TEHRAN (Reuters) - Iran’s cinema owners have threatened to close their movie houses to protest against costs that have soared since energy subsidies were slashed last year, sending a highly visible message of opposition to the government’s key economic policy.
Despite restrictions on foreign films, often banned for reasons of morality, movie-going is hugely popular in Iran which has a lively domestic film industry, but the cinemas say rising costs are driving them out of business.
“After the implementation of the (subsidy) plan, the price of electricity, water and gas increased by 10 to 15 times, while the income of the cinemas did not increase,” Habib Kavoush, a spokesman for the Cinema Guild told Sharq, a reformist newspaper, on Tuesday.
“Cinema owners have announced that if one cinema is forced to close due to its water and electricity bills we will shut down all the others,” said Kavoush. An official at the cinema owners’ association confirmed the industry’s position.
The complaint is likely to strike a chord with Iranians who have seen their own utility bills soar after the government last December started slashing the $100 billion of annual subsidies that had kept prices of fuel and food artificially low for decades.

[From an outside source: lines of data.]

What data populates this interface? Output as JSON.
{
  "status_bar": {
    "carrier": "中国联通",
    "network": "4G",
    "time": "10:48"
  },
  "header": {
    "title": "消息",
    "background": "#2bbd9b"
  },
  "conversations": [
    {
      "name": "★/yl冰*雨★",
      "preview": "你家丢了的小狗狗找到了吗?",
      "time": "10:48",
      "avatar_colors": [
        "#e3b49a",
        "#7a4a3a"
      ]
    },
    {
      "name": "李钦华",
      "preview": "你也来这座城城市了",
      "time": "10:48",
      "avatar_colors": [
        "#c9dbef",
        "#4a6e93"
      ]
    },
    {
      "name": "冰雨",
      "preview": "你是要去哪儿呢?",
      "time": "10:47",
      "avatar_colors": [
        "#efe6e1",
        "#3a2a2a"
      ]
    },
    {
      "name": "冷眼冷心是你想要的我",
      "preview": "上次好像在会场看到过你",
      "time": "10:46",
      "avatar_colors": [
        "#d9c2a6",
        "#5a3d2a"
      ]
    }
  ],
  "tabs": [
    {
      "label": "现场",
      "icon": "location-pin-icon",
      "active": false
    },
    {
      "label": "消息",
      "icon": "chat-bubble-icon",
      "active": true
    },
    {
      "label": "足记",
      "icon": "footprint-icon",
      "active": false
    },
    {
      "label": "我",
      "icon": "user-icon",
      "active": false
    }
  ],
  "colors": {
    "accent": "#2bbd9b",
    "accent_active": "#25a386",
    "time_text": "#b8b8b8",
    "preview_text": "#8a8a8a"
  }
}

Gasoline prices rose as much as seven-fold overnight and the price of basic foods have jumped, with bread more than doubling in price.
The International Monetary Fund welcomed the reform that President Mahmoud Ahmadinejad called “the biggest economic plan in the past 50 years.” Along with new cash payments to help people cope with soaring prices, it would lead to a fairer, less wasteful and richer Iran, he said.
Despite steadily rising inflation, which the IMF has forecast at 22 percent this year, there has so far been no public unrest over the subsidy cuts so any action by the cinemas would be particularly noticeable.
But the Ministry of Culture and Islamic Guidance said cinema owners were exaggerating the problem and said the government would help.
“The issue is not so critical ... no cinema will be closed due to this,” ministry official Alireza Sajadpour told Sharq. “There is a plan to support the cinemas and it will be put into practice by maximum next 10 days.”
Sajadpour told Iran daily it had been a bumper year for the movies, with several Iranian films taking more than several millions of dollars in the domestic market, including “Nader and Simin - a Separation,” the Berlin film festival winner which Iran has entered for the Oscars.
Writing by Ramin Mostafavi and Robin Pomeroy, editing by Paul Casciato